What is osteoporosis?
Osteoporosis is a
progressive disease that causes your
bones to become thin and brittle, significantly
increasing your risk for fractures of the
vertebrae and hip. These fractures may require
hospitalization, can cause loss of height and severe back pain, and may lead to
What are bisphosphonate medicines?
Bisphosphonates, such as alendronate (Fosamax), slow
the rate at which bone dissolves and is absorbed into the body, resulting in
increased bone density and strength.
Studies show that
bisphosphonates decrease the risk of fractures, including fractures of the
vertebrae and the hip, by as much as 50%.1 And one
study showed a 70% decrease in vertebral fractures in people taking zoledronic
Bisphosphonates are the most
commonly prescribed medicines for osteoporosis. But bisphosphonate medicines
may not be right for you. Depending upon your medical history and current
condition, your health professional may recommend other osteoporosis medicines,
- Raloxifene (Evista).
- Calcitonin (Calcimar or Miacalcin).
- Teriparatide (Forteo).
- Hormone replacement therapy (HRT) or
estrogen replacement therapy (ERT).
While bisphosphonates can be taken instead of hormone
replacement therapy for osteoporosis in postmenopausal women, bisphosphonates
will not help hot flashes or other symptoms of
How are bisphosphonates taken?
bisphosphonates are taken by mouth on a daily, weekly, or monthly basis. You
should take this medicine with a full glass of water in the morning on an empty
stomach. Stay upright and wait 30 minutes before eating or drinking anything or
taking another medicine.
Zoledronic acid and one form of
ibandronate are given
intravenously. Most people using zoledronic acid are
given just one intravenous infusion each year. In most cases, ibandronate is
given every 3 months.
If you are taking medicines for
osteoporosis, you should also be taking calcium and vitamin D supplements. You
should take calcium and vitamin D at least 2 hours before or after taking
What are the side effects of taking bisphosphonate medicines?
If the medicine is taken as directed, side effects are
uncommon but they may include headache, pain in your muscles and joints,
constipation, diarrhea, and increased gas. If you take the medicine by mouth,
side effects can also include
heartburn, abdominal pain, irritation of the
esophagus, and difficulty swallowing. It may take
several months for heartburn to appear.
Allergic reactions are rare.
problems with bone healing, particularly after dental surgery, have been found
in some people taking bisphosphonates.3 Talk with your
doctor if you are taking bisphosphonates or are about to start taking them, and
need dental surgery.
Because these are relatively new medicines,
their long-term effectiveness has not been studied. Most experts recommend that
you have a
bone mineral density (BMD) test after taking
bisphosphonates for 2 years.4 But getting regular bone
mineral density tests will not make bisphosphonates work better.5
Bisphosphonates should not be taken by people who have severe kidney
problems. Oral bisphosphonates should not be taken by people who have heartburn

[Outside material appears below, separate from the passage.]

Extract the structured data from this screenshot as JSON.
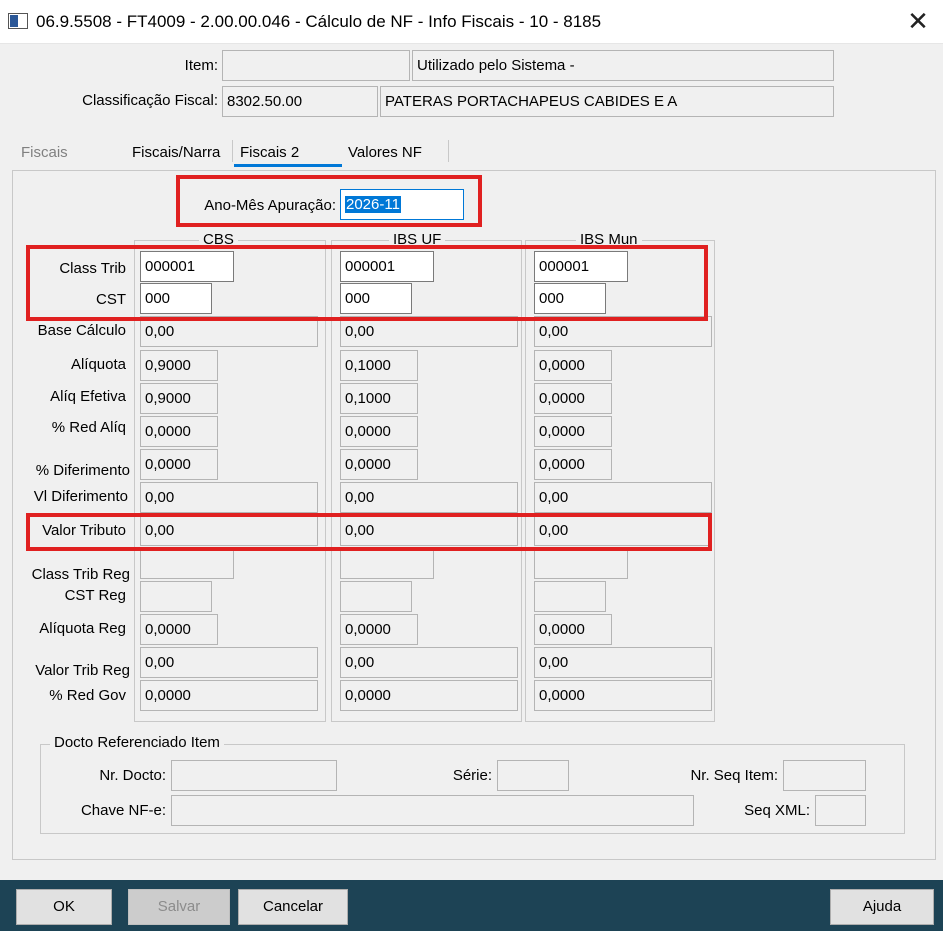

or esophagitis. Bisphosphonates should not be taken with teriparatide, as
neither medicine is as effective when taken together. But bisphosphonates may
be taken together with HRT because the effect of these two medicines taken
together is more than either alone.
If you need more information, see the topic